Consuming spoiled onions can lead to foodborne illness, which is commonly manifested through symptoms like vomiting, diarrhea, abdominal cramping, and fever. The responsible pathogens generally include Salmonella, E. coli, and other bacteria that can lead to serious health issues, particularly in individuals with weakened immune systems.
Proper Handling of Chopped Onions
Lastlly, always wash your hands before handling onions, especially if they will not be cooked before eating. Similarly, ensure that your cutting board and knife are clean, too, to prevent cross-contamination with bacteria from other foods. If you are chopping onions for later use, place them in the refrigerator within two hours to minimize the risk of bacterial growth.
Practical Tips for Making Chopped Onions Last Longer
Understanding the Lifespan of Chopped Onions
Chopped onions usually last in the refrigerator for seven to ten days. To maximize their lifespan, it’s essential to store them properly. Inadequate storage conditions can reduce their quality and freshness, leading to faster spoilage.
Proper Storage Techniques for Chopped Onions
According to the Food and Drug Administration (FDA), chopped onions should always be stored in a sealed container in the refrigerator to prevent bacterial growth. Regularly check your fridge temperature as it should always be at or below 40°F (4°C). If the chopped onions develop a strong smell, change color, or become slimy, it’s an indication that they have spoilt and should not be consumed.
Professional Chef Advice
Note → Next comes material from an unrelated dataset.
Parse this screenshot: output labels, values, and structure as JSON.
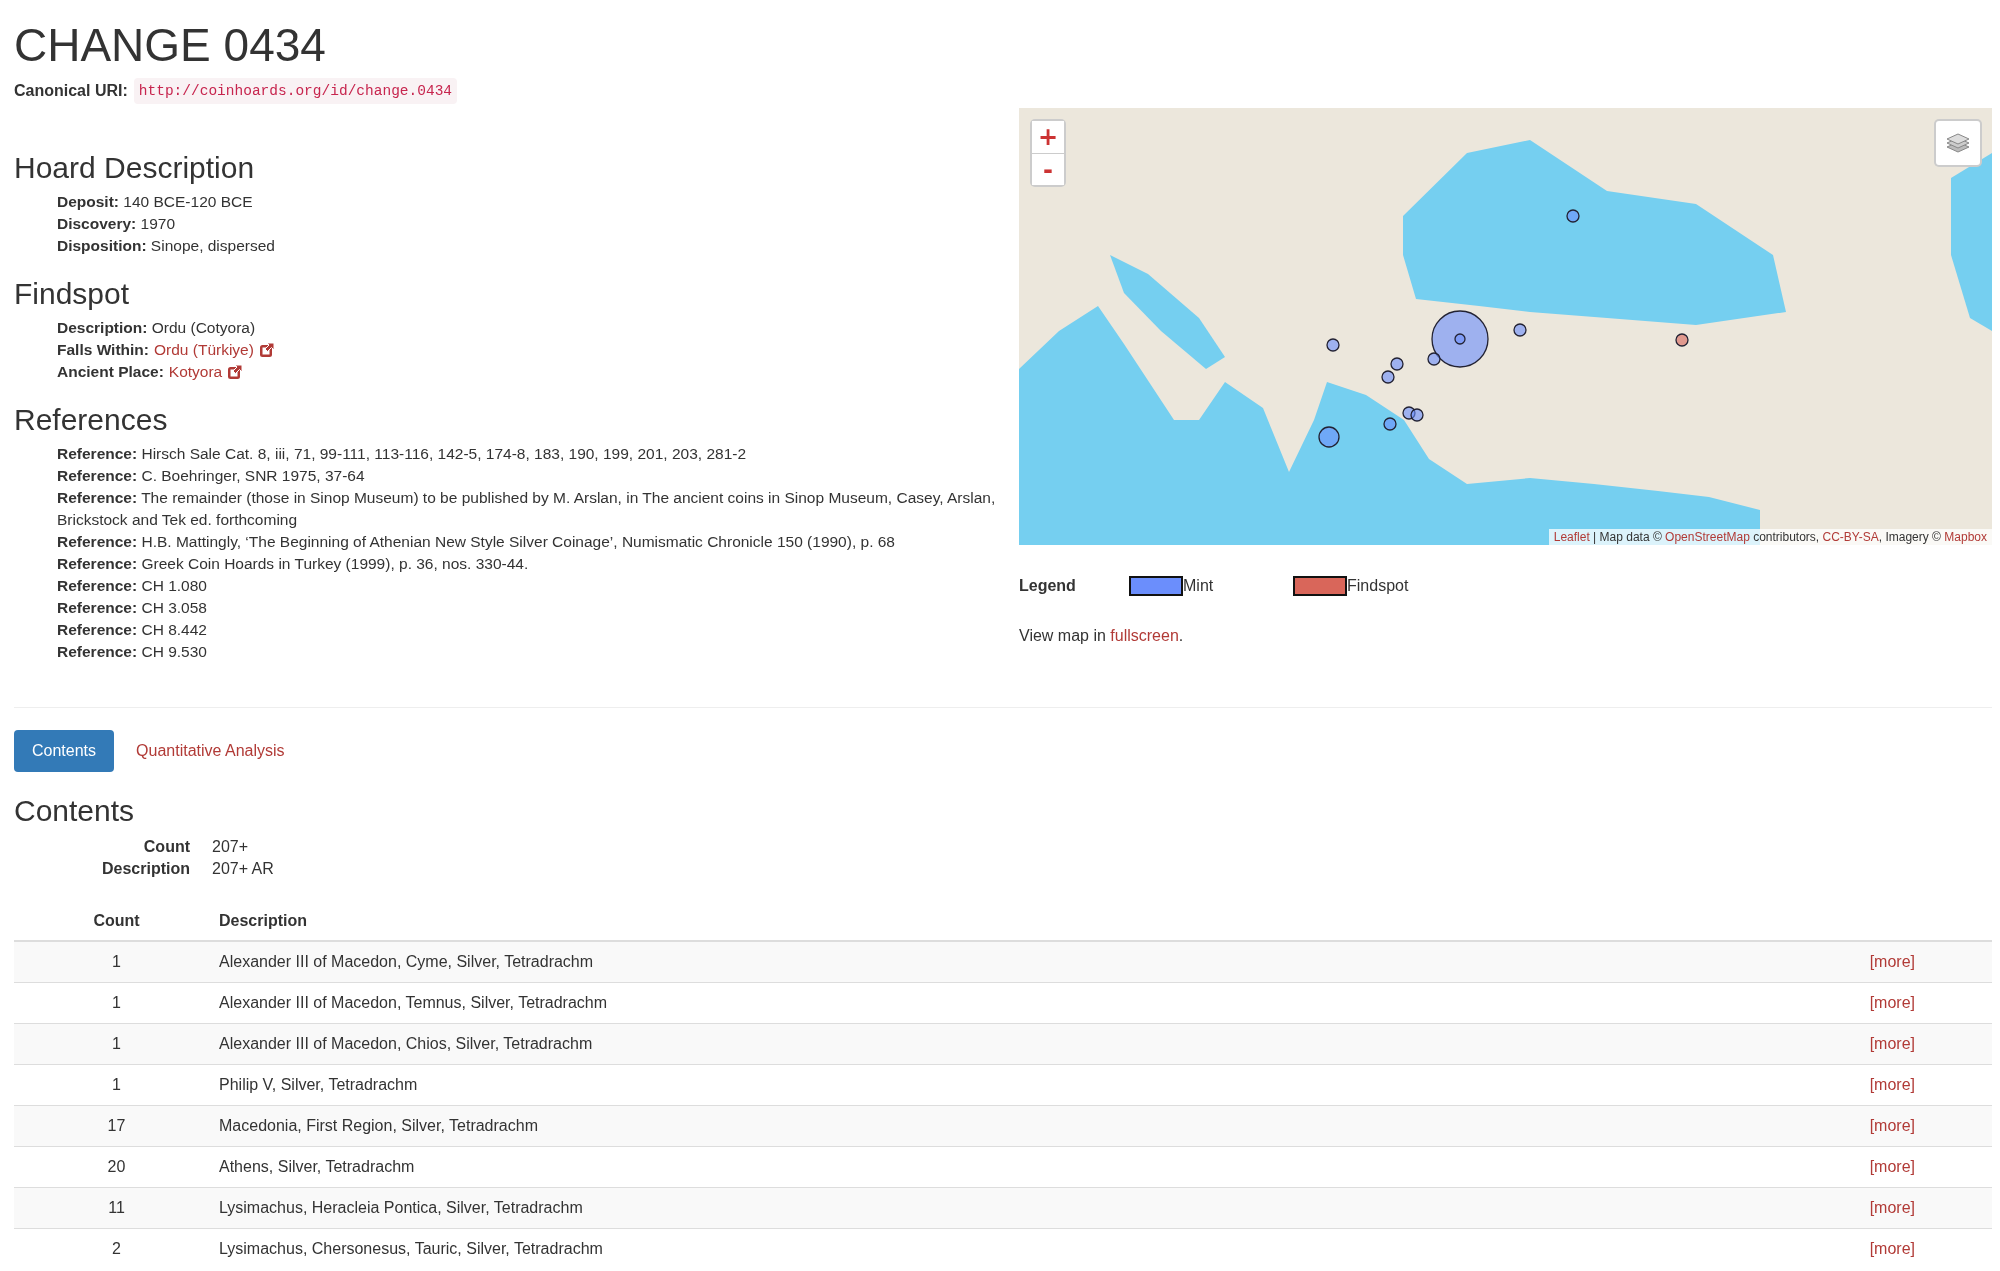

Several professional chefs recommend using airtight containers for storing chopped onions in the refrigerator. This practice not only increases the onion’s longevity but also minimizes the spread of its pungent odor within the fridge. If, for instance, chef Alton Brown’s techniques are to be considered, he specifically suggests wrapping the onions tightly with plastic wrap before putting them into airtight containers. This double protection keeps them fresh for up to two weeks.
Scientific studies also shed light on the importance of not only how we store onions but also how we chop them. According to research published in the Journal of Agricultural and Food Chemistry, onions should be cut in a way where the base or root end is not damaged, as this section of the onion holds the highest concentration of sulfuric compounds that give onions their pungency and act as a deterrent against pests. Maintaining the root end ensures the chopped pieces can last longer in the refrigerator.
Home Cook Solutions
Some home cooks swear by the effectiveness of paper towels in storing chopped onions. They advise placing a layer of paper towels in an airtight container, laying the onion pieces on top, and then covering them with another layer of paper towels. The towels help absorb excess moisture that could accelerate microbial growth leading to spoilage.
Another popular hack from seasoned home cooks involves freezing the onions. When the chopped onions are sealed in freezer-safe bags and kept at a temperature of 0°F or below, they can last up to six months. But, remember frozen onions may lose their crunch and are best used in cooked dishes.
Whether you’re an everyday home cook or a professional chef, understanding the best practices for storing chopped onions can significantly impact their freshness and, in turn, the quality of meals prepared. A failure to adhere to these guidelines can lead to degradation of the ingredient, increasing health risks associated with spoiled food. As highlighted in this discourse, the optimal route towards achieving longevity in onion storage entails a combination of science-backed strategies and easy-to-follow practical tips. Both perspectives agreed on controlling pivotal factors such as temperature, humidity, and light exposure. Furthermore, proper storage techniques are a testament to the philosophy that a conscious approach towards our nourishment can not only foster a safer kitchen environment but also contribute towards limiting unnecessary food waste. In this light, the humble onion serves as a metaphor for the broader spectrum of food safety and sustainability challenges that we encounter in our modern culinary landscape.